In cliques, we also find a problem for East Asians. Because each East Asian group, like Chinese, Korean, Japanese, and Taiwanese, are not separated, people start mixing up the groups very easily. This can also cause some tensions because we all want to belong to a distinct recognizable group that people respect individually.
Anyways, back to cliques. These cliques are where stereotypes truly began in modern times. Before it might’ve began in slavery, or even when the Asian American Acts in California were passed and Asians were discriminated against and excluded because they were “stealing jobs.” But in the modern era, with high school, cliques are where everything starts and ends.
As a high school student and an Asian American, I’ve heard a substantial amount of stereotyping. A common one was how strict our parents would be, which mine aren’t at all. They would imagine our parents abusing us if we got any lower than a 100. ‘Asian failing’ became a thing. We have a huge amount of Asians in our school so all we really talk about was grades and school. And that plays into the next stereotypes. Our whole lives are not about grades and school and extracurricular activities. Surprise! Asians can express love too. I say “I love you” to my parents every night, contrary to popular belief. However, it’s extremely important for us to express our love to our families. We are not stone-cold people who only smile when we get a 100.
Cliques are evolving, however. More people are getting involved with human rights activism and inclusion. Nowadays, it’s all about inclusion. It’s all about making sure that people feel like they belong where they are and included in society, regardless of mental disabilities or sexuality. It doesn’t matter anymore what race you are. Interracial friendships and even romances have began in high school, showing significant advances for modern times. The clique system is becoming more rare to find in schools nowadays, which helps eliminate the sharp differences between brown and yellow skin. We see Asians as a collective group now and this helps have a more inclusive society, in which all Asians, Africans, Americans, South Americans, and Europeans can all live peacefully.
A stereotype more specific to Indian Americans is that people always think that India is a third world country, falling backwards in economic development. They think poverty, disease, war, starvation, castes, the Taj Mahal, Bollywood, and Hinduism, which is all there. However, that’s not what represents Indian Americans or India. We are strong and intelligent.
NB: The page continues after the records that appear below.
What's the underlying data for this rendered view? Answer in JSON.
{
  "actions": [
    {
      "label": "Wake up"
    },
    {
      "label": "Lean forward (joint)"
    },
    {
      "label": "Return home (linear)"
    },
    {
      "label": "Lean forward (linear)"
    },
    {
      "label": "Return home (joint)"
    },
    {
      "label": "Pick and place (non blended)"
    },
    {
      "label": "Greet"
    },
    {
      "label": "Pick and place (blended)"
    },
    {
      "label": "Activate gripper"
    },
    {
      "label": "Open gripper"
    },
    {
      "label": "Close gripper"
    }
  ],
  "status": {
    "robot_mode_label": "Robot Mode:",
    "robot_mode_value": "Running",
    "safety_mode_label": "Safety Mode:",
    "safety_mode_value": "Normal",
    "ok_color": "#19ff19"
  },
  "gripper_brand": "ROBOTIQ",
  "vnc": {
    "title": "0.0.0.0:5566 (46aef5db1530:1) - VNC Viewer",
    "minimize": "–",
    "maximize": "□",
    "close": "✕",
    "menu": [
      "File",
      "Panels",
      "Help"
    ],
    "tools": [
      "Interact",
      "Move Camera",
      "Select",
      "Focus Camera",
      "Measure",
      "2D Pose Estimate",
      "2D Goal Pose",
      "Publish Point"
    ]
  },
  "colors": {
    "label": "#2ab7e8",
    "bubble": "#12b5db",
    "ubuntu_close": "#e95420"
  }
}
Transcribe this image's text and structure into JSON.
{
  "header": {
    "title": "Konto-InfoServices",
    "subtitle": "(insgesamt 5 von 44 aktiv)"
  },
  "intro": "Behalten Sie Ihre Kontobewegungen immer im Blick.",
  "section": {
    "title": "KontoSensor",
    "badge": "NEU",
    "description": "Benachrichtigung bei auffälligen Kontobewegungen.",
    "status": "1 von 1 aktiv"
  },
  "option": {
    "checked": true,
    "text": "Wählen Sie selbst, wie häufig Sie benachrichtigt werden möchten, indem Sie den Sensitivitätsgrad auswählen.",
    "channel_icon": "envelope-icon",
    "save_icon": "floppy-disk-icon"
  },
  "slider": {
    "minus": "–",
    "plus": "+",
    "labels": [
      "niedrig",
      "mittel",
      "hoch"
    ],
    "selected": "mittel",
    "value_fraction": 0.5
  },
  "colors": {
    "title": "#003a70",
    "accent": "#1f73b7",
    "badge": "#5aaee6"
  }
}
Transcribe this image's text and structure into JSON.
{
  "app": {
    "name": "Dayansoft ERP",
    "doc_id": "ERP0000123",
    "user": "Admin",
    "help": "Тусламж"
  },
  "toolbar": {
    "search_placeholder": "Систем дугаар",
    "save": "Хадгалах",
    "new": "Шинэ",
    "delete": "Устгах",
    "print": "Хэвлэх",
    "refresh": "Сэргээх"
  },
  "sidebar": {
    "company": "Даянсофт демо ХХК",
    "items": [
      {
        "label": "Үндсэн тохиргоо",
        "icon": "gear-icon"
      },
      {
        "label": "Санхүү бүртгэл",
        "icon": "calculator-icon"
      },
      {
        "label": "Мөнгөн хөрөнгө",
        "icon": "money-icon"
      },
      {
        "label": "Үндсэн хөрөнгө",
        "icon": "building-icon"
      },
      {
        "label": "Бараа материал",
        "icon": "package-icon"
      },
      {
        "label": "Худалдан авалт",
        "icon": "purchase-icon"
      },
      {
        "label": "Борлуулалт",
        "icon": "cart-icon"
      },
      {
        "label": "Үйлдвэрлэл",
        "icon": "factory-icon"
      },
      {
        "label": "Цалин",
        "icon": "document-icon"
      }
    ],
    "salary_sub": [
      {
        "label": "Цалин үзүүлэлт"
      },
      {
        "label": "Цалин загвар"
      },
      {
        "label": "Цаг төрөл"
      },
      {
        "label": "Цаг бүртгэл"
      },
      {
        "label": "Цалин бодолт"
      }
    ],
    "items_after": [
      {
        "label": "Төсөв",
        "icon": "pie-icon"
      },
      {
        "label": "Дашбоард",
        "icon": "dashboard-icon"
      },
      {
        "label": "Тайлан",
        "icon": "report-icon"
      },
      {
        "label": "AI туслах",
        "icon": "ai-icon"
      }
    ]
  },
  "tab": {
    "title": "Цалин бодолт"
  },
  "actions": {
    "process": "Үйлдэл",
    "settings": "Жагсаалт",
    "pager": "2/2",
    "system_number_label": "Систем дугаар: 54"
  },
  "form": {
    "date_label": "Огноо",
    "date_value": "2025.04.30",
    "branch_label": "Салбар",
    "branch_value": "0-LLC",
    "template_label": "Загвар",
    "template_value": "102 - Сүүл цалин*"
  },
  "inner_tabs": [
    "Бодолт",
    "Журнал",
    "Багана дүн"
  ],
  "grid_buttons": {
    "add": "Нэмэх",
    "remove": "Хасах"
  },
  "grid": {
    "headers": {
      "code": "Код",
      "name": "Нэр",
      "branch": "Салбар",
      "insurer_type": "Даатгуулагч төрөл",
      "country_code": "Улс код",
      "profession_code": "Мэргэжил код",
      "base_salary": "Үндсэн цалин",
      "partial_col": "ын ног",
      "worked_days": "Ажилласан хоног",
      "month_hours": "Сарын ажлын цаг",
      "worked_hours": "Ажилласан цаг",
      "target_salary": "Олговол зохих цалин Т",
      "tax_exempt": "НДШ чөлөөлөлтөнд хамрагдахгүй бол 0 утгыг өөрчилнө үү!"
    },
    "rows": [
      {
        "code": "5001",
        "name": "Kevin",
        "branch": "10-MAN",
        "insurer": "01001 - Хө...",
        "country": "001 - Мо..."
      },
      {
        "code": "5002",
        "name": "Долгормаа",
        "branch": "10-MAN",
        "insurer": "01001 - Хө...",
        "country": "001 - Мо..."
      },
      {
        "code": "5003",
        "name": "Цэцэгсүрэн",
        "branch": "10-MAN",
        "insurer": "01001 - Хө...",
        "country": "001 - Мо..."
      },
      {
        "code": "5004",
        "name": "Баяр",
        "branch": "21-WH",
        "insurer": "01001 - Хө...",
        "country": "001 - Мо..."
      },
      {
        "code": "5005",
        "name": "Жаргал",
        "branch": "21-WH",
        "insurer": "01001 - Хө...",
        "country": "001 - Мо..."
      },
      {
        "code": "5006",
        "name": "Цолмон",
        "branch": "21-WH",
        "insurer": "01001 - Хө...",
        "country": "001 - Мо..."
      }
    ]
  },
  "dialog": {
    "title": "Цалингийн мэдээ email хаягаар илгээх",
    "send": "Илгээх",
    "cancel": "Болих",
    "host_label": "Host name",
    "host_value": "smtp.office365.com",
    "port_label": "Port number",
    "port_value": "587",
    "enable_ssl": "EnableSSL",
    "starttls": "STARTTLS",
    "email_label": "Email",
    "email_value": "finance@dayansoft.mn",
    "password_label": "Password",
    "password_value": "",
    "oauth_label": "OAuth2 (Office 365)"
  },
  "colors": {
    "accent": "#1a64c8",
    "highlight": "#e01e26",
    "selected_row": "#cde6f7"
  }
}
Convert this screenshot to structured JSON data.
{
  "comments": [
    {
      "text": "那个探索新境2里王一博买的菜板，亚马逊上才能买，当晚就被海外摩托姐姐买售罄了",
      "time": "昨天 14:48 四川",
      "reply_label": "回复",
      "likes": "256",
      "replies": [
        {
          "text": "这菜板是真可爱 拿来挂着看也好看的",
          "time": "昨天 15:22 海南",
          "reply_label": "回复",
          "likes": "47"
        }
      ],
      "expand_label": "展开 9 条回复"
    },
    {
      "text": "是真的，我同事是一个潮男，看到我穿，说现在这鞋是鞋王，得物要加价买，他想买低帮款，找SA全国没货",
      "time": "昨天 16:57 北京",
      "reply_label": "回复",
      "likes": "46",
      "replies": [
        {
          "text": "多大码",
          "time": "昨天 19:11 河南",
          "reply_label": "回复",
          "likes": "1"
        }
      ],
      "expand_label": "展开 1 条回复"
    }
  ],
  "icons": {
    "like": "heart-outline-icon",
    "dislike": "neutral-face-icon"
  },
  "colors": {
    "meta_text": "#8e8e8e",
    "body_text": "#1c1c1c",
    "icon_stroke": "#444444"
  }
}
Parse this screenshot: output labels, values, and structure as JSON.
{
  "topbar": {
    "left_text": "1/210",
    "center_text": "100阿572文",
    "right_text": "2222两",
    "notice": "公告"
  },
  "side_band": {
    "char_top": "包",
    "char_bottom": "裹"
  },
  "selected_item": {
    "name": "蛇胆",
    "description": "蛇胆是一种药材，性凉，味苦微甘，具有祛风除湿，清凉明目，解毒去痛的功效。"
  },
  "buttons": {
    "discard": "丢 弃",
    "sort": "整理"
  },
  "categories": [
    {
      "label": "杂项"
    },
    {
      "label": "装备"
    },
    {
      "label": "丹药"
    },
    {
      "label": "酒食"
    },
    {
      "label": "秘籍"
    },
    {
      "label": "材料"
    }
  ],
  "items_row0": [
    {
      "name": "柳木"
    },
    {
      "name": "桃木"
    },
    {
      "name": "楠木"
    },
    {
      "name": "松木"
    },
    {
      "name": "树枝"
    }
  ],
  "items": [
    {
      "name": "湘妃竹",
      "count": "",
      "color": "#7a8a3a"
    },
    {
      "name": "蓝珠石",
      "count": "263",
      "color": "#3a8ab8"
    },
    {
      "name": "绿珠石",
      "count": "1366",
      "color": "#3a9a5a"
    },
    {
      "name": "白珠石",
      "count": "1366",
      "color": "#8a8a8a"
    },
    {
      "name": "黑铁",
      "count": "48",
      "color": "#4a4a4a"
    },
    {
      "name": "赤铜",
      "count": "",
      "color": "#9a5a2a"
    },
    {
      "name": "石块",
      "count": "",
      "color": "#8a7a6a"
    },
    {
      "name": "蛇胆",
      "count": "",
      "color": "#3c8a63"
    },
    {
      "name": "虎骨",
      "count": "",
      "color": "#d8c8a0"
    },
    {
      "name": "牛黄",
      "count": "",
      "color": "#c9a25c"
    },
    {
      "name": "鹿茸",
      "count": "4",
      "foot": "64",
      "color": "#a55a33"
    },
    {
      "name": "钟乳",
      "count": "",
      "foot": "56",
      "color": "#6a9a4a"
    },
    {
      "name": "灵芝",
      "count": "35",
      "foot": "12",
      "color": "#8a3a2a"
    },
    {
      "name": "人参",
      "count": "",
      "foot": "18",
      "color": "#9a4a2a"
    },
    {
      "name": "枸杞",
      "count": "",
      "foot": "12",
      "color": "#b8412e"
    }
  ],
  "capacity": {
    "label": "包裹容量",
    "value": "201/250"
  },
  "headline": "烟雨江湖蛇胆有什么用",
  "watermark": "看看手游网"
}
We are capable of love and kindness, just as much as everyone else. We can be kind and honest. We are part of an Asian American community who can truly make a difference in the world, regardless of what stereotyping someone has in mind, what race or ethnic group we are, what we eat, what we look like, or how we live, just like everyone else.
“Brown Asians” are Asian too.
I’m Asian too.